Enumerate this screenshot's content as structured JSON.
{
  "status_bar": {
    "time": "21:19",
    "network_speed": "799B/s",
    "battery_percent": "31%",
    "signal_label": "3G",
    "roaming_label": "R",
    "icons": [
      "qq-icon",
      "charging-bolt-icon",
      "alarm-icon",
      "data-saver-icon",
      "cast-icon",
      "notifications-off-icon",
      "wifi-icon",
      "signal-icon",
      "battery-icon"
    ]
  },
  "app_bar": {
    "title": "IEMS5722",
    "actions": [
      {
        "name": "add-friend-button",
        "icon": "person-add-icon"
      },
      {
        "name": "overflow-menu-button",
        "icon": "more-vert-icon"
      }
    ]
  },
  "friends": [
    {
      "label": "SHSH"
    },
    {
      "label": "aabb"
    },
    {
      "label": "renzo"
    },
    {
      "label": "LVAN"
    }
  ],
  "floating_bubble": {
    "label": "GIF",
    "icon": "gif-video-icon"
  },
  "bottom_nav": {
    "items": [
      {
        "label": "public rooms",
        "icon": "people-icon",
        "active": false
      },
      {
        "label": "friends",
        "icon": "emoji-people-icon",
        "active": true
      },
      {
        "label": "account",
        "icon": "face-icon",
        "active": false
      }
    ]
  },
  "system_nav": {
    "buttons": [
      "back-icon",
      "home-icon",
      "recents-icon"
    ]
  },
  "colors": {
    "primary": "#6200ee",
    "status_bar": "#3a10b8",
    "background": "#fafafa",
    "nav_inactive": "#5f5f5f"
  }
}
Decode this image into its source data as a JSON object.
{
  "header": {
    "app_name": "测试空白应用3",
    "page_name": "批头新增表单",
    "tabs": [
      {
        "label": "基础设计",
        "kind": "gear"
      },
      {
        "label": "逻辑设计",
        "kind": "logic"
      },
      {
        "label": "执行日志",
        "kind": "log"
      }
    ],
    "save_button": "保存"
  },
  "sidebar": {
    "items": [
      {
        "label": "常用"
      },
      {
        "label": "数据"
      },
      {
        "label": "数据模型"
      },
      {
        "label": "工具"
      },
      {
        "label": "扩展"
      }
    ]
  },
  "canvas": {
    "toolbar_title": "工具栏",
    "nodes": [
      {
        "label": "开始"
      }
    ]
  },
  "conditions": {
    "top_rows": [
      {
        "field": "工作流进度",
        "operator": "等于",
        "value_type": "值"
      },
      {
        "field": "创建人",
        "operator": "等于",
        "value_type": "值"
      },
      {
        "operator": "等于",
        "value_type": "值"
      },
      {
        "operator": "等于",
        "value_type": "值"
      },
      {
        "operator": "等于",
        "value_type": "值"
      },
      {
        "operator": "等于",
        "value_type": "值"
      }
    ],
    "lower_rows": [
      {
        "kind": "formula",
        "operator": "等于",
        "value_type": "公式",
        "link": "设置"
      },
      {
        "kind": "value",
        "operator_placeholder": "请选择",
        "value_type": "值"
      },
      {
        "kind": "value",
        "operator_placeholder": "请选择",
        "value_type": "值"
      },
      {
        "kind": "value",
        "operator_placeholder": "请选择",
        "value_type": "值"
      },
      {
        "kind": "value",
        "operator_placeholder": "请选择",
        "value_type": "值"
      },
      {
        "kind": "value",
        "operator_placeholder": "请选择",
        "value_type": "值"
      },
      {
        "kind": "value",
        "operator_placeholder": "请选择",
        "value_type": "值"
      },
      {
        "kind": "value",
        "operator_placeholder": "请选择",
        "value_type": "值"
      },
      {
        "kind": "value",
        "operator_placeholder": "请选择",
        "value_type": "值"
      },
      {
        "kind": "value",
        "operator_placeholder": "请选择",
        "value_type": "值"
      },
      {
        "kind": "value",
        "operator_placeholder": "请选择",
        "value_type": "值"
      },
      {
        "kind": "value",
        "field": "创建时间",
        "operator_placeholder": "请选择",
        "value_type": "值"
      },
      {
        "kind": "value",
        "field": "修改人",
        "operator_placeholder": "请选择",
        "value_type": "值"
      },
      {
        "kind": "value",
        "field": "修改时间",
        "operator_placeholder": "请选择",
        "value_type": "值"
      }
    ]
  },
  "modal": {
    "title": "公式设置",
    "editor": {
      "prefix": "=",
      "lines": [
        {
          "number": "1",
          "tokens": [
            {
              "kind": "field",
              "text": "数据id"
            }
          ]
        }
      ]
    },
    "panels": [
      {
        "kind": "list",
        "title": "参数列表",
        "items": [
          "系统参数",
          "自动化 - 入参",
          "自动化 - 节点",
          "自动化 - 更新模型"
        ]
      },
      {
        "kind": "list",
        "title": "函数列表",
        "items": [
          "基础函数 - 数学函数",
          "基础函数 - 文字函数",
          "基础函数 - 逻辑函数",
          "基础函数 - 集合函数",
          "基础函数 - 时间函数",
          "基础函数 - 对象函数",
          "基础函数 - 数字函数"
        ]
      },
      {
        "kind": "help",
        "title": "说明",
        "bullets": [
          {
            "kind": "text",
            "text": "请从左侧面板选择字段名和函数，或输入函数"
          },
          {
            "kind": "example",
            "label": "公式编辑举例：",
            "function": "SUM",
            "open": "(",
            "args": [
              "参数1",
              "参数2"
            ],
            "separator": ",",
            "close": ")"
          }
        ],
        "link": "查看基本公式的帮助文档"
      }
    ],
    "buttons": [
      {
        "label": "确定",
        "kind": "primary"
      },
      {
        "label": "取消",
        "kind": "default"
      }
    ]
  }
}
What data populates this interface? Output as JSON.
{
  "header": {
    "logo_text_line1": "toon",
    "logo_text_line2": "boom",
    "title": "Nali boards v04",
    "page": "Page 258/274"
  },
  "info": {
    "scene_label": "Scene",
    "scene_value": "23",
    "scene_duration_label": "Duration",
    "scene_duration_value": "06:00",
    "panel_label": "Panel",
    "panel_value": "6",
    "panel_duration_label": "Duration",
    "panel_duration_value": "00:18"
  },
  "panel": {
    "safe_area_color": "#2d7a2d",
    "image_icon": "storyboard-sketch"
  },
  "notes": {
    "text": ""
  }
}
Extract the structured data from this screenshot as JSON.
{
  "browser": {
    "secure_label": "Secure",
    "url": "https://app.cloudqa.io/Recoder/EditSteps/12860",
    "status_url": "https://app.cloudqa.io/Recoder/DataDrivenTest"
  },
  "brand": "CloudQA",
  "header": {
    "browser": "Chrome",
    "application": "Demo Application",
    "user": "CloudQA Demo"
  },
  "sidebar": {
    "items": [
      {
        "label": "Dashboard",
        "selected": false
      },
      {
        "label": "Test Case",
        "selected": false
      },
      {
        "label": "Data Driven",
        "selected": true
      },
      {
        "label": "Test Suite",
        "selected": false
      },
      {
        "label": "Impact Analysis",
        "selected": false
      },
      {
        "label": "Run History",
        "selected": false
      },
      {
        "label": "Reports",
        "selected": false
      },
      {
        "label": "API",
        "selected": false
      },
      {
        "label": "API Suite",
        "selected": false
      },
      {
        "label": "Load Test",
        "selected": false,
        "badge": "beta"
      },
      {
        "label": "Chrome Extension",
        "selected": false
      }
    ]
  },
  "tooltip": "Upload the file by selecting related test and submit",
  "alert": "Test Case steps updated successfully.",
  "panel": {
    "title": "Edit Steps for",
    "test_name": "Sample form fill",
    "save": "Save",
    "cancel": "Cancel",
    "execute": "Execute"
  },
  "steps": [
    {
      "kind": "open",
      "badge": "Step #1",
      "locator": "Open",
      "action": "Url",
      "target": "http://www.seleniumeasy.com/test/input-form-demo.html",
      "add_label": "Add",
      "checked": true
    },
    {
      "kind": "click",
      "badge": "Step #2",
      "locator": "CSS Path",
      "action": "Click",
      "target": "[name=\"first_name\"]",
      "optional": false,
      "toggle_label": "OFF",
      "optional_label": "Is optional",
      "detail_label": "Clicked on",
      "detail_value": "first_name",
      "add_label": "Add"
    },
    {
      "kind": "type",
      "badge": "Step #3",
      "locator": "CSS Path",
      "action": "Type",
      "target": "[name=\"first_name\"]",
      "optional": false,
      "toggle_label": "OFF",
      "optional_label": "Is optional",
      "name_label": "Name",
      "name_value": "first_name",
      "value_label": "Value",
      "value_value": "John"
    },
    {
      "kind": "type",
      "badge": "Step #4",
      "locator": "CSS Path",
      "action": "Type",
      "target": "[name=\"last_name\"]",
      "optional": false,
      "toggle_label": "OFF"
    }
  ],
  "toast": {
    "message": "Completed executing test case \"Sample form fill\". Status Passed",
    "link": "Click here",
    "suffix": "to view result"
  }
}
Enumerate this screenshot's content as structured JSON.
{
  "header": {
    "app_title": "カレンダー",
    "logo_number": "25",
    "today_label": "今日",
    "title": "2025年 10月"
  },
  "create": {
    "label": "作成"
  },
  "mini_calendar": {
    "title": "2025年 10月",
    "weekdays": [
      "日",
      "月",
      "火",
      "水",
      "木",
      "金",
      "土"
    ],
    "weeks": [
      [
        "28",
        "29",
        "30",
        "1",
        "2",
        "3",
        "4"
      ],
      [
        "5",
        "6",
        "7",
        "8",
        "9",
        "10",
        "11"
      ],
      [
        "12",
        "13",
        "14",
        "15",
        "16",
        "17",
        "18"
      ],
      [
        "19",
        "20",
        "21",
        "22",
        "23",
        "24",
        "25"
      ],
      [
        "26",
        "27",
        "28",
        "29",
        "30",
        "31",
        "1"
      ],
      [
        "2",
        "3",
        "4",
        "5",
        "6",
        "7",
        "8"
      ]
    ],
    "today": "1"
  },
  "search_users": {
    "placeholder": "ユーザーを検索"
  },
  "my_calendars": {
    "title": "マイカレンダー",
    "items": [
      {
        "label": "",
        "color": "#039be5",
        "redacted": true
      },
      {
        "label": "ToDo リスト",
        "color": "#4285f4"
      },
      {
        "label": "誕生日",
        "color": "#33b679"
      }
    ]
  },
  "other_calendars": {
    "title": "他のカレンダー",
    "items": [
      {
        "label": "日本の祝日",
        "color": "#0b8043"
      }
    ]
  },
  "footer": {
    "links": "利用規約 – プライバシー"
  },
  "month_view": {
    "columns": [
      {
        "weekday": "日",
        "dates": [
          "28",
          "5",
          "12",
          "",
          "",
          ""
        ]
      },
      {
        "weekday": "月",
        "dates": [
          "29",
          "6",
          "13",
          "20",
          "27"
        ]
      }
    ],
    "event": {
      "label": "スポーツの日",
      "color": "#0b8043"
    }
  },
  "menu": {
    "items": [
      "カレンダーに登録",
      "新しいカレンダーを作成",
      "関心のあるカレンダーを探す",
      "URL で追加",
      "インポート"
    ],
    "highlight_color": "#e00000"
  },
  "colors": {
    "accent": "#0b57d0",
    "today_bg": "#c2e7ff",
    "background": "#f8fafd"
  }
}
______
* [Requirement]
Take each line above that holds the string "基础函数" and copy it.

* [Response]
          "基础函数 - 数学函数",
          "基础函数 - 文字函数",
          "基础函数 - 逻辑函数",
          "基础函数 - 集合函数",
          "基础函数 - 时间函数",
          "基础函数 - 对象函数",
          "基础函数 - 数字函数"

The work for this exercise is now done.